*** Opening of Materials provided ***

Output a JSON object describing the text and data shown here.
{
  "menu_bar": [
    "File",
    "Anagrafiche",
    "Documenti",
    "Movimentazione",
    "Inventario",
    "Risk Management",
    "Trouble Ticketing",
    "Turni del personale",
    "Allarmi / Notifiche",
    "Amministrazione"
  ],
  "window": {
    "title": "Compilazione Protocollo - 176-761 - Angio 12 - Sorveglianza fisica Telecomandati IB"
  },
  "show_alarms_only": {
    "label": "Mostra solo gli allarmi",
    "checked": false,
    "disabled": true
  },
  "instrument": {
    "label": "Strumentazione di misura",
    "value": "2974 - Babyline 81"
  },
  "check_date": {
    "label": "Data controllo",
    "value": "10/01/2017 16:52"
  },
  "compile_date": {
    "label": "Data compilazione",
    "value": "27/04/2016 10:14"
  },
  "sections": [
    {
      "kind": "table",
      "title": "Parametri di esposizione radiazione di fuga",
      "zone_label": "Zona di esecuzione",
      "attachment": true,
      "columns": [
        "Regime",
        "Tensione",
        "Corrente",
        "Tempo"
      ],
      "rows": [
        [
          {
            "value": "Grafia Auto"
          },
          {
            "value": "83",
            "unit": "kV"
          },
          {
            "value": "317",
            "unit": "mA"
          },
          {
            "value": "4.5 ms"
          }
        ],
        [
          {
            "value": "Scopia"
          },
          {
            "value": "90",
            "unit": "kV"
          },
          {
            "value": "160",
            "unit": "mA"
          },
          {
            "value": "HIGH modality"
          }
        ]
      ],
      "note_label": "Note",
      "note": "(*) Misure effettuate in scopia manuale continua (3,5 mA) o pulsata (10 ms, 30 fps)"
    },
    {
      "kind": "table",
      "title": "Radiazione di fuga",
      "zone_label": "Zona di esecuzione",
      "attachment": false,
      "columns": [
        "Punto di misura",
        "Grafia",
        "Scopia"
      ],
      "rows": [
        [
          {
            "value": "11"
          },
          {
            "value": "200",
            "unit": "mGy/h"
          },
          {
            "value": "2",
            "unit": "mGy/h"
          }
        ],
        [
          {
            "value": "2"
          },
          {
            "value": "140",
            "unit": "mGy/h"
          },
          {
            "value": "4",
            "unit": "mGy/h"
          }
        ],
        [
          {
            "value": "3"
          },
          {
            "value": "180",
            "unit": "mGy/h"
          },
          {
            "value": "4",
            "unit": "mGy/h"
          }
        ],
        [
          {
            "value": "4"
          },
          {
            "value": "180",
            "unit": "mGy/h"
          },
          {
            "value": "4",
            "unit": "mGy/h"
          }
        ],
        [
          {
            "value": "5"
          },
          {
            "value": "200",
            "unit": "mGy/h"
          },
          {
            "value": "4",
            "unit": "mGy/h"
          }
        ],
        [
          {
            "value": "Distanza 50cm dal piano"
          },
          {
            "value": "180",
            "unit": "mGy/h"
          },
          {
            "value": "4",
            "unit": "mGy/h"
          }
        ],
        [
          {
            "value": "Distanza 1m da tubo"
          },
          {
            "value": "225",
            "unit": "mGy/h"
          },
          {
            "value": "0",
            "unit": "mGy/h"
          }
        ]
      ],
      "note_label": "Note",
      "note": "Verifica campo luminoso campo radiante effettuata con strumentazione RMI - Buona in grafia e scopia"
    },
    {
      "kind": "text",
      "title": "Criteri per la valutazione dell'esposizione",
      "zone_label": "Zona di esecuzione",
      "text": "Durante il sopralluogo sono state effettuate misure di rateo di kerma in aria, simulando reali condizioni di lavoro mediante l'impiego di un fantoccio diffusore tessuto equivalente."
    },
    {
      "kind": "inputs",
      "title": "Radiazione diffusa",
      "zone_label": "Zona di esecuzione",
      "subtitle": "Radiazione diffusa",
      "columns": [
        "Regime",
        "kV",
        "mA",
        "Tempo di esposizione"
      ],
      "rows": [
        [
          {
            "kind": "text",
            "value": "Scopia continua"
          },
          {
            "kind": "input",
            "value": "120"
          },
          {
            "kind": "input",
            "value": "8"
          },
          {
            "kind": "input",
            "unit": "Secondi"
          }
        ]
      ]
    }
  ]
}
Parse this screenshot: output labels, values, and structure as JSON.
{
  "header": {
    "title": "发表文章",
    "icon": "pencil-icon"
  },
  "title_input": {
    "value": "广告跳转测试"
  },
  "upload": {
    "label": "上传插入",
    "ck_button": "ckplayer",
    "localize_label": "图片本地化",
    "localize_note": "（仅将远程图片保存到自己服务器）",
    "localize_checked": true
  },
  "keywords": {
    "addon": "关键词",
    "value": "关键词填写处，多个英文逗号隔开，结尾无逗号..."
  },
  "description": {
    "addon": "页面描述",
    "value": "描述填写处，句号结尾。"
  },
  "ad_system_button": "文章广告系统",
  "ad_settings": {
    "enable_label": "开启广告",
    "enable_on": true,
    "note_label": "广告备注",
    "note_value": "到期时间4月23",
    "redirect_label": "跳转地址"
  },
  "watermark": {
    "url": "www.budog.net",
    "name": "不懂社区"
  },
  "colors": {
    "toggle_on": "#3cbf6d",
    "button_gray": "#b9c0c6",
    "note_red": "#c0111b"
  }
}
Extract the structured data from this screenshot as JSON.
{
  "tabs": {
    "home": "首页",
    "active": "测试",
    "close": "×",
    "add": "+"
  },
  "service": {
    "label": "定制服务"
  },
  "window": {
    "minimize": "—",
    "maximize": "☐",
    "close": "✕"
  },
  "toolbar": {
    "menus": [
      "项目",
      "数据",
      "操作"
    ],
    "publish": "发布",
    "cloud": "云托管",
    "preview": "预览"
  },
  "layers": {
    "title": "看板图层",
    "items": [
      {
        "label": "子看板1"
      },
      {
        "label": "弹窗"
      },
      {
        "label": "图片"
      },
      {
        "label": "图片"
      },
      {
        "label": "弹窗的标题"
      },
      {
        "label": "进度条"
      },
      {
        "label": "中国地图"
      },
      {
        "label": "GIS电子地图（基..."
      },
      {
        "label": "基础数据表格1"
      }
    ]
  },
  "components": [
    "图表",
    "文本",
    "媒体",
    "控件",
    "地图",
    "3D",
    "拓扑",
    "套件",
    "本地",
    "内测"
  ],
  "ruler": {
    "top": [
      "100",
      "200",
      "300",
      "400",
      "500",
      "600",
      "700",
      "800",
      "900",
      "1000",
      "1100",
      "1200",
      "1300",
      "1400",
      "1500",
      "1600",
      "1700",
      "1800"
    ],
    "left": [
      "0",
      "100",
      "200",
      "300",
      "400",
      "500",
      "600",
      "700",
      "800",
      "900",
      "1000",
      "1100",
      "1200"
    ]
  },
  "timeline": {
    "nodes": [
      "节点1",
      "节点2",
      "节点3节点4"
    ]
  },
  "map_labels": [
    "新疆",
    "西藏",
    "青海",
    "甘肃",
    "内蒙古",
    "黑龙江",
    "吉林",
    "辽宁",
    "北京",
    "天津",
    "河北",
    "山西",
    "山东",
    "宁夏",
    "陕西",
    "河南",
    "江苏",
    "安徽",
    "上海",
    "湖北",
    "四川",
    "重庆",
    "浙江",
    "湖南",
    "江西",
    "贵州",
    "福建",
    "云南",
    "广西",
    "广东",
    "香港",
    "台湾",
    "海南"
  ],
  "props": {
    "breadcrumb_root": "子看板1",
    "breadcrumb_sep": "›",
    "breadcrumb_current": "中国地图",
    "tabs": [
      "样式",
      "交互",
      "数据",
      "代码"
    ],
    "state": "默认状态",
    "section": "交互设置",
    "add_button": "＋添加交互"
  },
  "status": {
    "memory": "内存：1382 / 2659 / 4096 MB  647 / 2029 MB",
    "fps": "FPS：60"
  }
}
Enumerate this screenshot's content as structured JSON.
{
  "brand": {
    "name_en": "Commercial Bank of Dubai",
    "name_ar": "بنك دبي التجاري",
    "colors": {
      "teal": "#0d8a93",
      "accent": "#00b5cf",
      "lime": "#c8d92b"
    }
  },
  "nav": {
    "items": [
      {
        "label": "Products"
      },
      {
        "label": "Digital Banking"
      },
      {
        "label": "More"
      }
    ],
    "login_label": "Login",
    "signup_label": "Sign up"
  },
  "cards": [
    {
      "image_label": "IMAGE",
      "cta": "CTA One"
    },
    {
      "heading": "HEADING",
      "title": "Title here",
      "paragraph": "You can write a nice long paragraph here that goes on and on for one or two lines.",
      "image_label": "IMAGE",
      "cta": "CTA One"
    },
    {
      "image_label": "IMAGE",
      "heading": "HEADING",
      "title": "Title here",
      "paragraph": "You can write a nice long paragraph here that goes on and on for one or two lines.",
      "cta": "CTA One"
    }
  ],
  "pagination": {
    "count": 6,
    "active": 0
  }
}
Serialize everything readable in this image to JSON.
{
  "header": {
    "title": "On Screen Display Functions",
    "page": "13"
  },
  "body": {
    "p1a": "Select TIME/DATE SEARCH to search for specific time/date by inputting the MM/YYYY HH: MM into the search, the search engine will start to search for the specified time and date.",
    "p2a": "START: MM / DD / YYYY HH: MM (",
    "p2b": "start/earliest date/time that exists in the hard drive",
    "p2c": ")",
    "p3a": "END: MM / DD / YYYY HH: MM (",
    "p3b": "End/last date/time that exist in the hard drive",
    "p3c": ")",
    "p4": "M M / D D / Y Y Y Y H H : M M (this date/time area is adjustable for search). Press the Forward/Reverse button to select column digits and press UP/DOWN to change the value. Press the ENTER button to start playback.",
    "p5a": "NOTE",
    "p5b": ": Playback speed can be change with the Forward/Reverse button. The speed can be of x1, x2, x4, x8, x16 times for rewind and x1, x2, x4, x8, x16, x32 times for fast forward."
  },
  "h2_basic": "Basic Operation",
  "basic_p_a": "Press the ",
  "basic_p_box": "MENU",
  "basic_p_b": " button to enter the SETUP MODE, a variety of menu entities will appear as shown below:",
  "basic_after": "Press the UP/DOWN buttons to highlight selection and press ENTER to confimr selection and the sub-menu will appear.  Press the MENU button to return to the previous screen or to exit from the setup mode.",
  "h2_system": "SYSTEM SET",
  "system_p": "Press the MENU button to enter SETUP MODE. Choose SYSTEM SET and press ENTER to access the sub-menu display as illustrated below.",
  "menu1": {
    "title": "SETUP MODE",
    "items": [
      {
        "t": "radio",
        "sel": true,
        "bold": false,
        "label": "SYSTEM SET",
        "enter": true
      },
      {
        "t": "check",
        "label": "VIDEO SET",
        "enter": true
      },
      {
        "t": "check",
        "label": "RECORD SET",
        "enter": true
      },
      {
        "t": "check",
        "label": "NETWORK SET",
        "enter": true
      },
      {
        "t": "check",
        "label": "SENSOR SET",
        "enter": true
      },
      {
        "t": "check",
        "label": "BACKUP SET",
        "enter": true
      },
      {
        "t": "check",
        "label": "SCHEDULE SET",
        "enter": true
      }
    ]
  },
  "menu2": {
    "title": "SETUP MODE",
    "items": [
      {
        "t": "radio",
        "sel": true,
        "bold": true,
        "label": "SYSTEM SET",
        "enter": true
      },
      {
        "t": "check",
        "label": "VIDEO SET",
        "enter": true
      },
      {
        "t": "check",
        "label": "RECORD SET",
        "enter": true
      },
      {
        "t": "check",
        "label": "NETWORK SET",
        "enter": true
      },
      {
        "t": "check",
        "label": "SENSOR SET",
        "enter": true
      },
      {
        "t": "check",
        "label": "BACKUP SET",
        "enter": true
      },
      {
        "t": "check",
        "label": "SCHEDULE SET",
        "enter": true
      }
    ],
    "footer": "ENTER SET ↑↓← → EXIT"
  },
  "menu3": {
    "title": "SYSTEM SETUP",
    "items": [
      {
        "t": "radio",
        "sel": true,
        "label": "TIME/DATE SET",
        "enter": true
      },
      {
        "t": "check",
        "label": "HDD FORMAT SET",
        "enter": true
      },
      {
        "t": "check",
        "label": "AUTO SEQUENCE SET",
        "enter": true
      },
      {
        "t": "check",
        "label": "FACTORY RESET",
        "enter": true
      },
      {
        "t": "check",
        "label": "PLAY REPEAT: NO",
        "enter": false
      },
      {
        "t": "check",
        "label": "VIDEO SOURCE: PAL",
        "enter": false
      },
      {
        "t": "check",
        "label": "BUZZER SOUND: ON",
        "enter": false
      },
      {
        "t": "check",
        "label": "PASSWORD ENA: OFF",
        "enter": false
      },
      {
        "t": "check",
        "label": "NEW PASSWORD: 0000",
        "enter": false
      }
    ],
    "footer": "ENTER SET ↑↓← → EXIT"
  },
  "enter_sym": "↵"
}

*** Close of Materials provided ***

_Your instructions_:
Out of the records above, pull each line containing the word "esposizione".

_Solution_:
      "title": "Parametri di esposizione radiazione di fuga",
      "title": "Criteri per la valutazione dell'esposizione",
        "Tempo di esposizione"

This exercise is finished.